■ Task to carry out ■
Search the listing below for the string "name", then copy every line it appears in.

■ Records for this exercise ■
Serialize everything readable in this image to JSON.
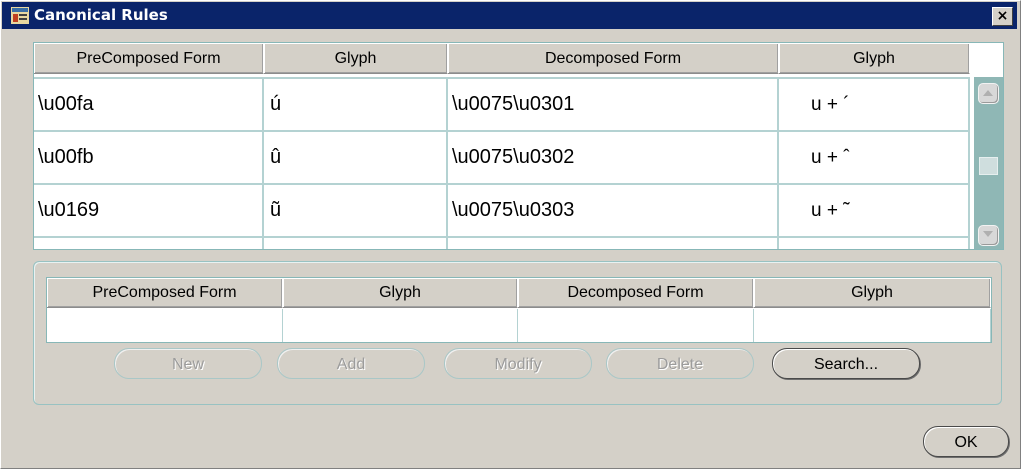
{
  "window": {
    "title": "Canonical Rules",
    "close_glyph": "×"
  },
  "rules_table": {
    "columns": [
      "PreComposed Form",
      "Glyph",
      "Decomposed Form",
      "Glyph"
    ],
    "rows": [
      {
        "precomposed": "\\u00fa",
        "glyph": "ú",
        "decomposed": "\\u0075\\u0301",
        "decomposed_glyph": "u + ´"
      },
      {
        "precomposed": "\\u00fb",
        "glyph": "û",
        "decomposed": "\\u0075\\u0302",
        "decomposed_glyph": "u + ˆ"
      },
      {
        "precomposed": "\\u0169",
        "glyph": "ũ",
        "decomposed": "\\u0075\\u0303",
        "decomposed_glyph": "u + ˜"
      }
    ]
  },
  "edit_table": {
    "columns": [
      "PreComposed Form",
      "Glyph",
      "Decomposed Form",
      "Glyph"
    ],
    "row": {
      "precomposed": "",
      "glyph": "",
      "decomposed": "",
      "decomposed_glyph": ""
    }
  },
  "buttons": {
    "new": "New",
    "add": "Add",
    "modify": "Modify",
    "delete": "Delete",
    "search": "Search...",
    "ok": "OK"
  }
}
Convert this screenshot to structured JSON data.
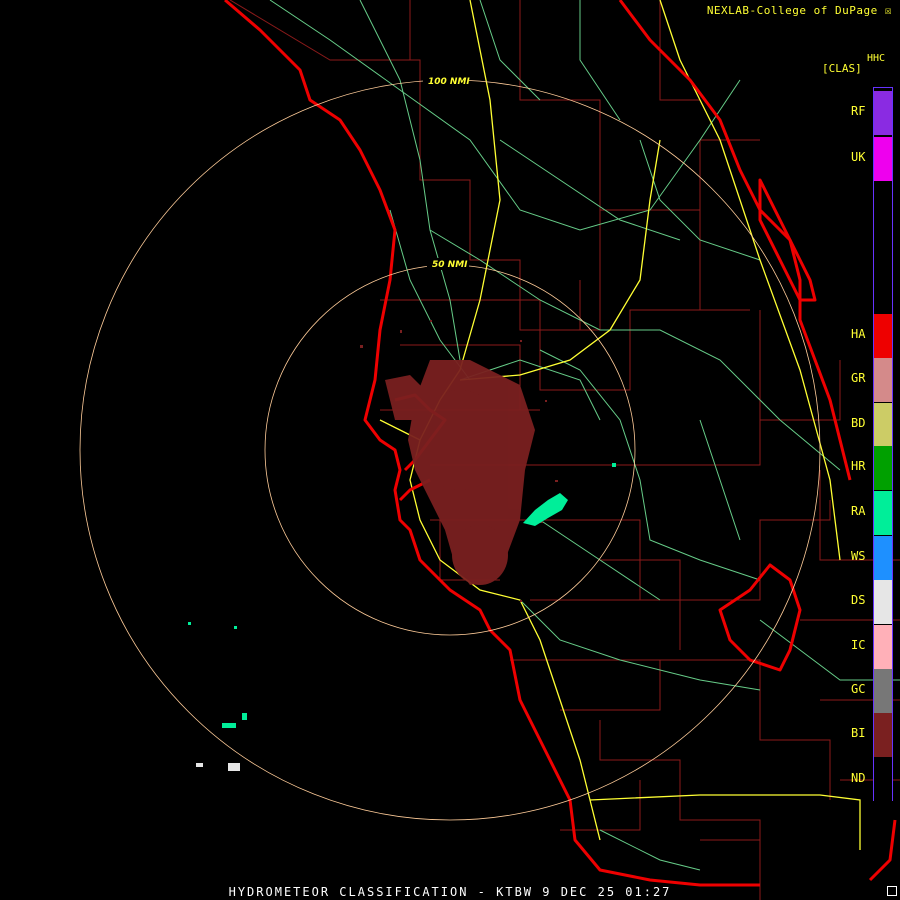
{
  "credit": "NEXLAB-College of DuPage ☒",
  "legend": {
    "code": "HHC",
    "unit": "[CLAS]",
    "classes": [
      {
        "code": "RF",
        "color": "#8a2be2"
      },
      {
        "code": "UK",
        "color": "#ee00ee"
      },
      {
        "code": "HA",
        "color": "#ee0000"
      },
      {
        "code": "GR",
        "color": "#d48a8a"
      },
      {
        "code": "BD",
        "color": "#cccc66"
      },
      {
        "code": "HR",
        "color": "#00a000"
      },
      {
        "code": "RA",
        "color": "#00ee99"
      },
      {
        "code": "WS",
        "color": "#1e90ff"
      },
      {
        "code": "DS",
        "color": "#e6e6e6"
      },
      {
        "code": "IC",
        "color": "#ffb0b8"
      },
      {
        "code": "GC",
        "color": "#777777"
      },
      {
        "code": "BI",
        "color": "#7a2020"
      },
      {
        "code": "ND",
        "color": "#000000"
      }
    ]
  },
  "range_rings": {
    "inner": "50 NMI",
    "outer": "100 NMI"
  },
  "footer": "HYDROMETEOR CLASSIFICATION - KTBW 9 DEC 25 01:27",
  "colors": {
    "coast": "#ee0000",
    "county": "#8b1a1a",
    "highway": "#ffff33",
    "road": "#66cc88",
    "ring": "#ffcc99",
    "bio": "#7a2020",
    "rain": "#00ee99"
  }
}
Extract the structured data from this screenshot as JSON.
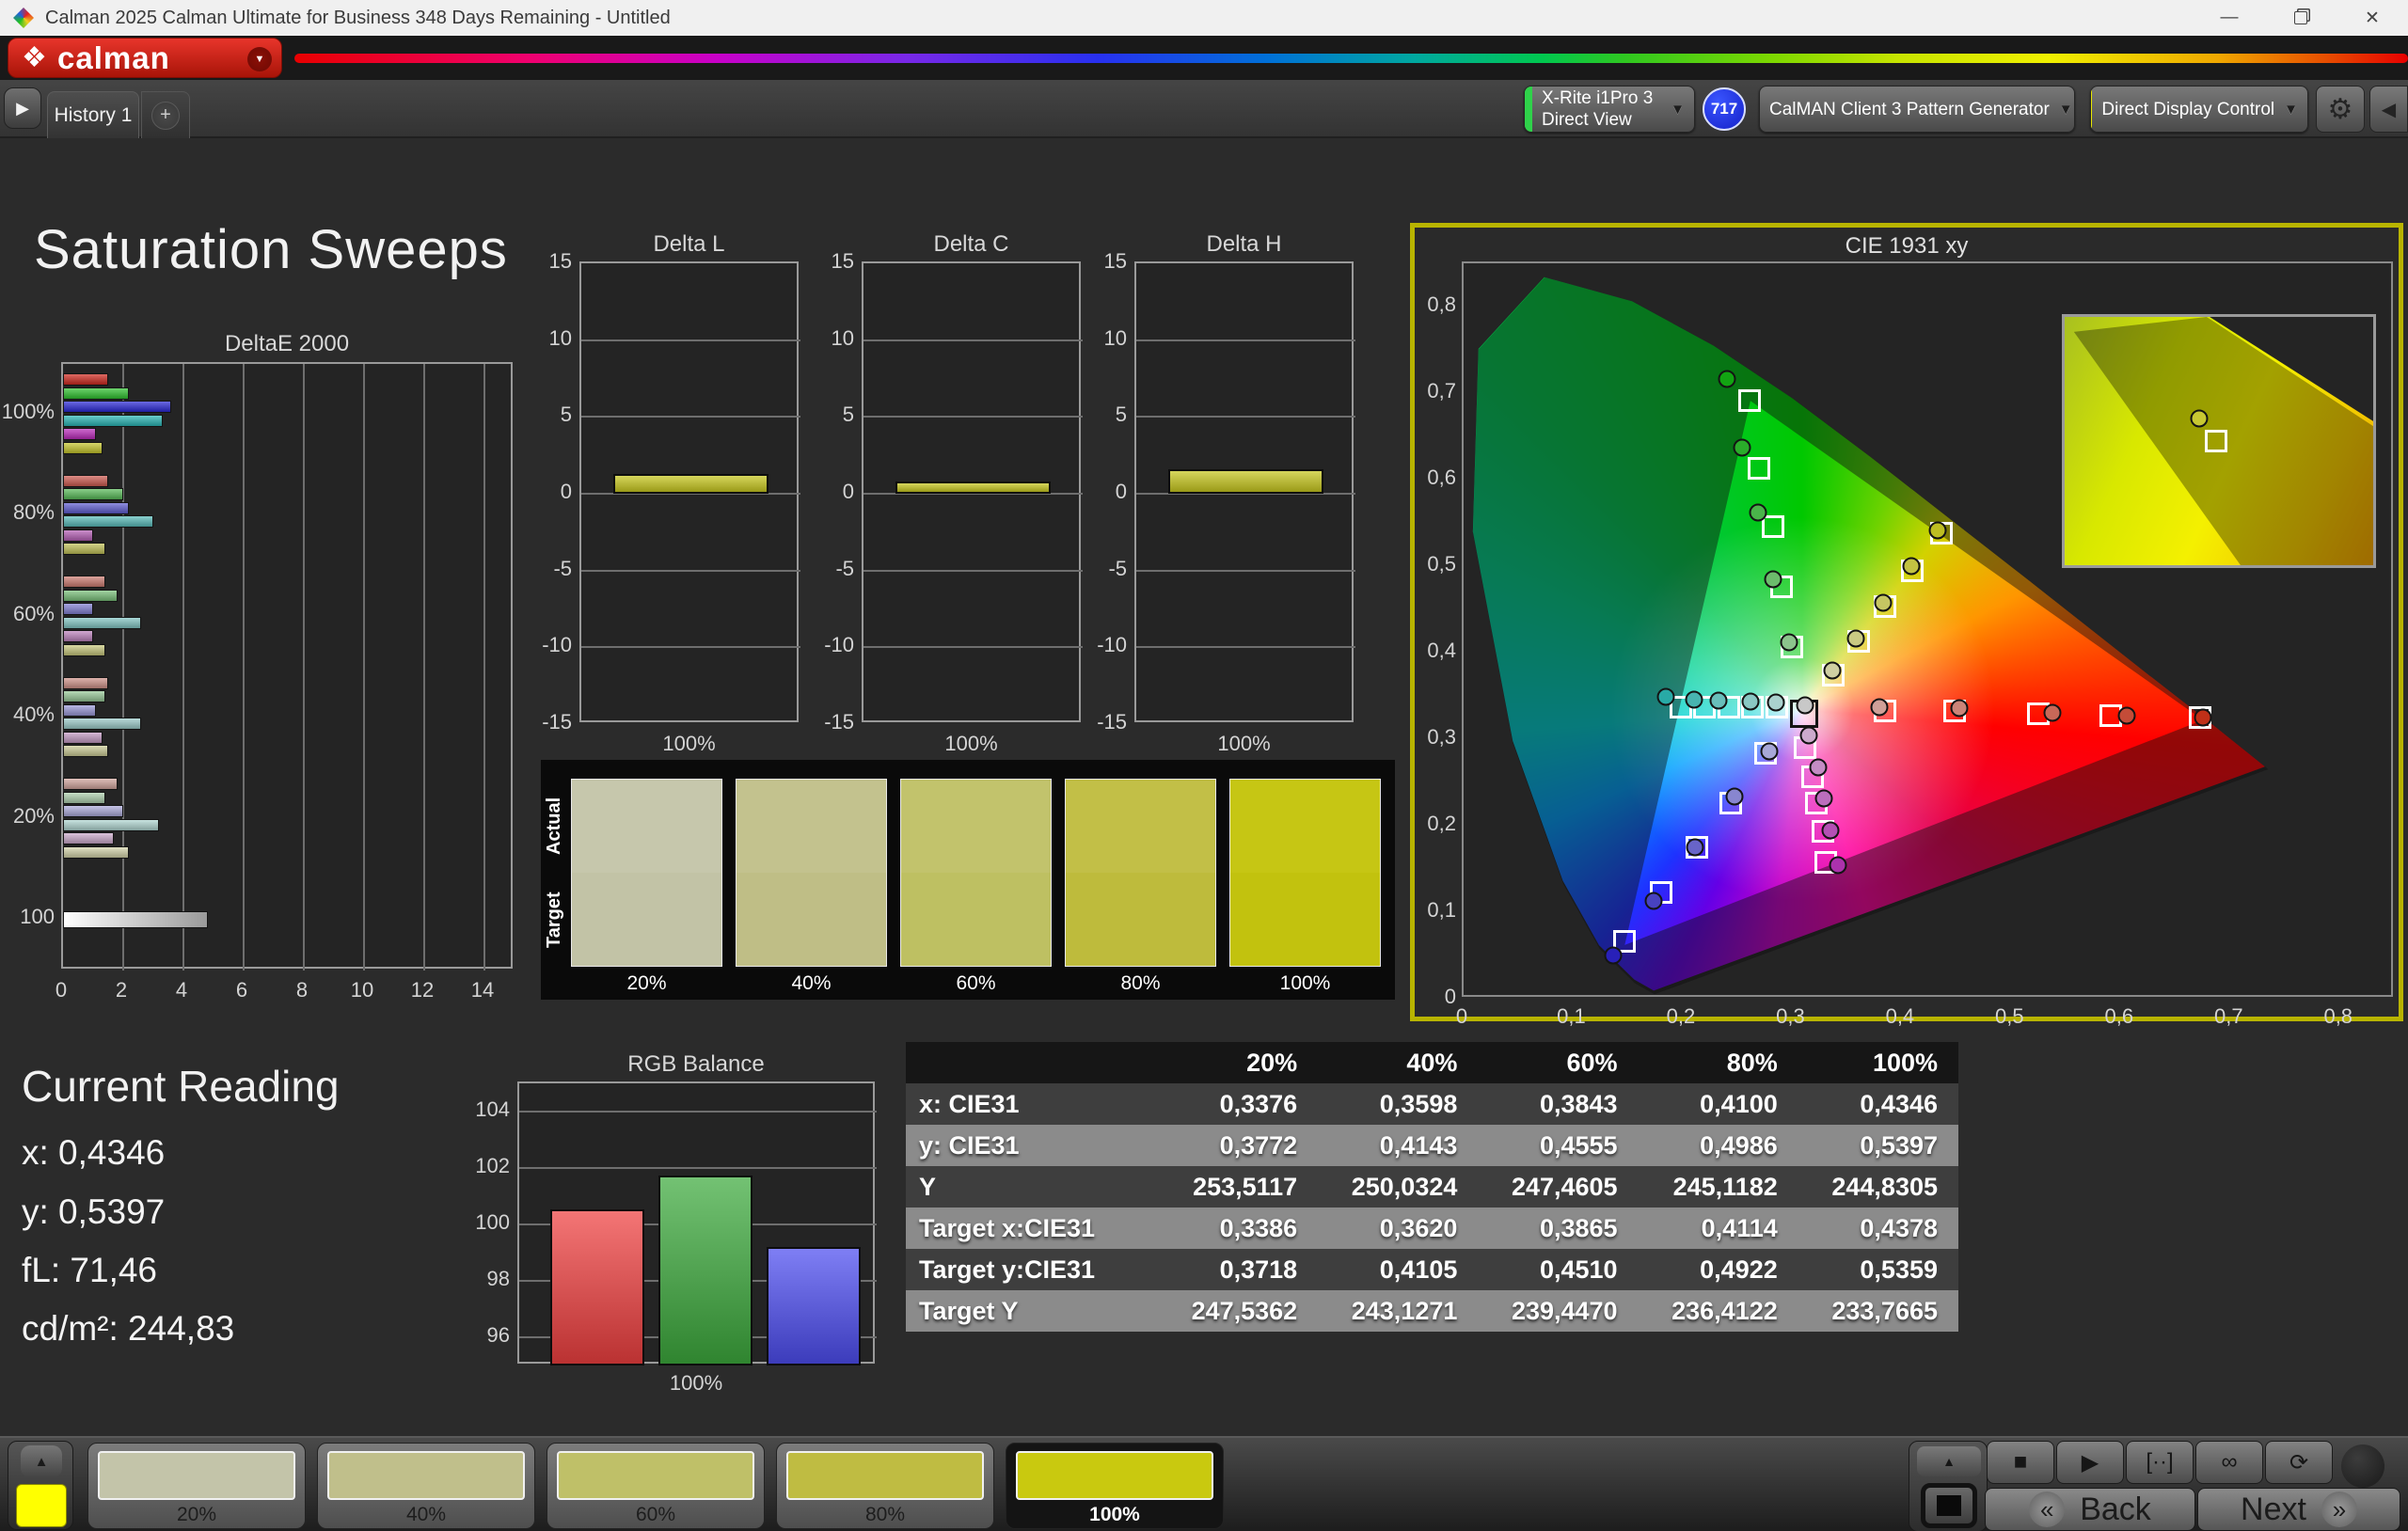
{
  "window": {
    "title": "Calman 2025 Calman Ultimate for Business 348 Days Remaining  - Untitled",
    "minimize_glyph": "—",
    "close_glyph": "✕"
  },
  "brand": {
    "logo_glyph": "❖",
    "logo_text": "calman",
    "dropdown_glyph": "▼"
  },
  "tabbar": {
    "nav_arrow_glyph": "▶",
    "history_tab_label": "History 1",
    "add_tab_glyph": "+",
    "meter_line1": "X-Rite i1Pro 3",
    "meter_line2": "Direct View",
    "meter_badge": "717",
    "source_label": "CalMAN Client 3 Pattern Generator",
    "display_label": "Direct Display Control",
    "gear_glyph": "⚙",
    "collapse_glyph": "◀",
    "chevron_glyph": "▼",
    "meter_stripe_color": "#2fd24a",
    "source_stripe_color": "#2fd24a",
    "display_stripe_color": "#e8e800"
  },
  "page": {
    "title": "Saturation Sweeps"
  },
  "chart_data": {
    "deltae": {
      "type": "bar",
      "title": "DeltaE 2000",
      "xticks": [
        0,
        2,
        4,
        6,
        8,
        10,
        12,
        14
      ],
      "xmax": 15,
      "groups": [
        {
          "label": "100%",
          "values": [
            1.5,
            2.2,
            3.6,
            3.3,
            1.1,
            1.3
          ],
          "colors": [
            "#d0281e",
            "#2ec22e",
            "#2a28d6",
            "#28b6b6",
            "#bc2abc",
            "#c6c62a"
          ]
        },
        {
          "label": "80%",
          "values": [
            1.5,
            2.0,
            2.2,
            3.0,
            1.0,
            1.4
          ],
          "colors": [
            "#cf5a50",
            "#57bb57",
            "#5e5cd2",
            "#58bcba",
            "#b55eb5",
            "#c2c257"
          ]
        },
        {
          "label": "60%",
          "values": [
            1.4,
            1.8,
            1.0,
            2.6,
            1.0,
            1.4
          ],
          "colors": [
            "#cd7b71",
            "#79c079",
            "#8280d4",
            "#82c6c4",
            "#bd82bd",
            "#c8c87c"
          ]
        },
        {
          "label": "40%",
          "values": [
            1.5,
            1.4,
            1.1,
            2.6,
            1.3,
            1.5
          ],
          "colors": [
            "#cf9188",
            "#97c897",
            "#9a98d8",
            "#9cccca",
            "#c49ac4",
            "#cccc96"
          ]
        },
        {
          "label": "20%",
          "values": [
            1.8,
            1.4,
            2.0,
            3.2,
            1.7,
            2.2
          ],
          "colors": [
            "#d2a59d",
            "#aed0ae",
            "#acaadb",
            "#b0d6d2",
            "#ccaacc",
            "#d4d4aa"
          ]
        },
        {
          "label": "100",
          "values": [
            4.8
          ],
          "colors": [
            "white"
          ]
        }
      ]
    },
    "delta_small": {
      "type": "bar",
      "yticks": [
        15,
        10,
        5,
        0,
        -5,
        -10,
        -15
      ],
      "xlabel": "100%",
      "bar_color": "#c6c61e",
      "charts": [
        {
          "title": "Delta L",
          "value": 1.3
        },
        {
          "title": "Delta C",
          "value": 0.8
        },
        {
          "title": "Delta H",
          "value": 1.6
        }
      ]
    },
    "rgb_balance": {
      "type": "bar",
      "title": "RGB Balance",
      "yticks": [
        104,
        102,
        100,
        98,
        96
      ],
      "ymin": 95,
      "ymax": 105,
      "categories": [
        "Red",
        "Green",
        "Blue"
      ],
      "values": [
        100.55,
        101.75,
        99.2
      ],
      "colors": [
        "#ef4040",
        "#3daa3d",
        "#4d4df0"
      ],
      "xlabel": "100%"
    },
    "cie": {
      "type": "scatter",
      "title": "CIE 1931 xy",
      "xticks": [
        "0",
        "0,1",
        "0,2",
        "0,3",
        "0,4",
        "0,5",
        "0,6",
        "0,7",
        "0,8"
      ],
      "yticks": [
        "0,8",
        "0,7",
        "0,6",
        "0,5",
        "0,4",
        "0,3",
        "0,2",
        "0,1",
        "0"
      ],
      "axis_range": 0.85,
      "wp_square": [
        0.312,
        0.327
      ],
      "squares": [
        [
          0.301,
          0.404
        ],
        [
          0.291,
          0.474
        ],
        [
          0.284,
          0.544
        ],
        [
          0.271,
          0.612
        ],
        [
          0.262,
          0.691
        ],
        [
          0.3386,
          0.3718
        ],
        [
          0.362,
          0.4105
        ],
        [
          0.3865,
          0.451
        ],
        [
          0.4114,
          0.4922
        ],
        [
          0.4378,
          0.5359
        ],
        [
          0.287,
          0.334
        ],
        [
          0.265,
          0.334
        ],
        [
          0.243,
          0.334
        ],
        [
          0.221,
          0.334
        ],
        [
          0.199,
          0.334
        ],
        [
          0.386,
          0.33
        ],
        [
          0.45,
          0.33
        ],
        [
          0.527,
          0.327
        ],
        [
          0.593,
          0.325
        ],
        [
          0.675,
          0.322
        ],
        [
          0.313,
          0.287
        ],
        [
          0.32,
          0.254
        ],
        [
          0.323,
          0.223
        ],
        [
          0.329,
          0.19
        ],
        [
          0.332,
          0.154
        ],
        [
          0.277,
          0.281
        ],
        [
          0.245,
          0.223
        ],
        [
          0.214,
          0.171
        ],
        [
          0.181,
          0.119
        ],
        [
          0.147,
          0.062
        ]
      ],
      "circles": [
        [
          0.298,
          0.41,
          "#8cc48c"
        ],
        [
          0.284,
          0.483,
          "#6cbc6c"
        ],
        [
          0.27,
          0.56,
          "#4ab44a"
        ],
        [
          0.255,
          0.636,
          "#2aac2a"
        ],
        [
          0.241,
          0.716,
          "#12a412"
        ],
        [
          0.3376,
          0.3772,
          "#cfcfa2"
        ],
        [
          0.3598,
          0.4143,
          "#caca82"
        ],
        [
          0.3843,
          0.4555,
          "#c6c662"
        ],
        [
          0.41,
          0.4986,
          "#c2c242"
        ],
        [
          0.4346,
          0.5397,
          "#bebe22"
        ],
        [
          0.286,
          0.34,
          "#aad2ce"
        ],
        [
          0.263,
          0.341,
          "#8ac8c4"
        ],
        [
          0.234,
          0.342,
          "#68beba"
        ],
        [
          0.211,
          0.343,
          "#48b4b0"
        ],
        [
          0.185,
          0.346,
          "#28aaa6"
        ],
        [
          0.381,
          0.334,
          "#d0a098"
        ],
        [
          0.454,
          0.333,
          "#cc8478"
        ],
        [
          0.54,
          0.328,
          "#c86858"
        ],
        [
          0.608,
          0.325,
          "#c44c38"
        ],
        [
          0.678,
          0.322,
          "#c03018"
        ],
        [
          0.316,
          0.301,
          "#ccaacc"
        ],
        [
          0.325,
          0.264,
          "#c48cc4"
        ],
        [
          0.33,
          0.228,
          "#bc6ebc"
        ],
        [
          0.336,
          0.191,
          "#b450b4"
        ],
        [
          0.343,
          0.151,
          "#ac32ac"
        ],
        [
          0.28,
          0.283,
          "#a8a8d8"
        ],
        [
          0.248,
          0.231,
          "#8886d0"
        ],
        [
          0.212,
          0.171,
          "#6864c8"
        ],
        [
          0.174,
          0.109,
          "#4842c0"
        ],
        [
          0.137,
          0.046,
          "#2820b8"
        ],
        [
          0.313,
          0.336,
          "#c8c8c8"
        ]
      ],
      "inset": {
        "circle": [
          0.435,
          0.41
        ],
        "circle_fill": "#c8c832",
        "square": [
          0.49,
          0.5
        ]
      }
    }
  },
  "swatch_strip": {
    "row_labels": [
      "Actual",
      "Target"
    ],
    "items": [
      {
        "label": "20%",
        "top": "#c6c7ac",
        "bottom": "#c2c3a6"
      },
      {
        "label": "40%",
        "top": "#c3c28e",
        "bottom": "#bfbe86"
      },
      {
        "label": "60%",
        "top": "#c2c36c",
        "bottom": "#bec062"
      },
      {
        "label": "80%",
        "top": "#c2bf47",
        "bottom": "#bebb3c"
      },
      {
        "label": "100%",
        "top": "#c6c614",
        "bottom": "#c2c20e"
      }
    ]
  },
  "current_reading": {
    "title": "Current Reading",
    "lines": [
      "x: 0,4346",
      "y: 0,5397",
      "fL: 71,46",
      "cd/m²: 244,83"
    ]
  },
  "table": {
    "headers": [
      "",
      "20%",
      "40%",
      "60%",
      "80%",
      "100%"
    ],
    "rows": [
      {
        "label": "x: CIE31",
        "values": [
          "0,3376",
          "0,3598",
          "0,3843",
          "0,4100",
          "0,4346"
        ]
      },
      {
        "label": "y: CIE31",
        "values": [
          "0,3772",
          "0,4143",
          "0,4555",
          "0,4986",
          "0,5397"
        ]
      },
      {
        "label": "Y",
        "values": [
          "253,5117",
          "250,0324",
          "247,4605",
          "245,1182",
          "244,8305"
        ]
      },
      {
        "label": "Target x:CIE31",
        "values": [
          "0,3386",
          "0,3620",
          "0,3865",
          "0,4114",
          "0,4378"
        ]
      },
      {
        "label": "Target y:CIE31",
        "values": [
          "0,3718",
          "0,4105",
          "0,4510",
          "0,4922",
          "0,5359"
        ]
      },
      {
        "label": "Target Y",
        "values": [
          "247,5362",
          "243,1271",
          "239,4470",
          "236,4122",
          "233,7665"
        ]
      }
    ]
  },
  "bottom": {
    "up_arrow_glyph": "▲",
    "active_swatch_color": "#ffff00",
    "patterns": [
      {
        "label": "20%",
        "color": "#c3c4a9",
        "selected": false
      },
      {
        "label": "40%",
        "color": "#c0bf8b",
        "selected": false
      },
      {
        "label": "60%",
        "color": "#bfc068",
        "selected": false
      },
      {
        "label": "80%",
        "color": "#bfbc42",
        "selected": false
      },
      {
        "label": "100%",
        "color": "#c9c90f",
        "selected": true
      }
    ],
    "transport": [
      {
        "name": "stop-button",
        "glyph": "■"
      },
      {
        "name": "play-button",
        "glyph": "▶"
      },
      {
        "name": "step-button",
        "glyph": "[··]"
      },
      {
        "name": "loop-button",
        "glyph": "∞"
      },
      {
        "name": "refresh-button",
        "glyph": "⟳"
      }
    ],
    "back_label": "Back",
    "next_label": "Next",
    "back_icon": "«",
    "next_icon": "»",
    "display_toggle_arrow": "▲"
  }
}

■ The answer ■
        "name": "stop-button",
        "name": "play-button",
        "name": "step-button",
        "name": "loop-button",
        "name": "refresh-button",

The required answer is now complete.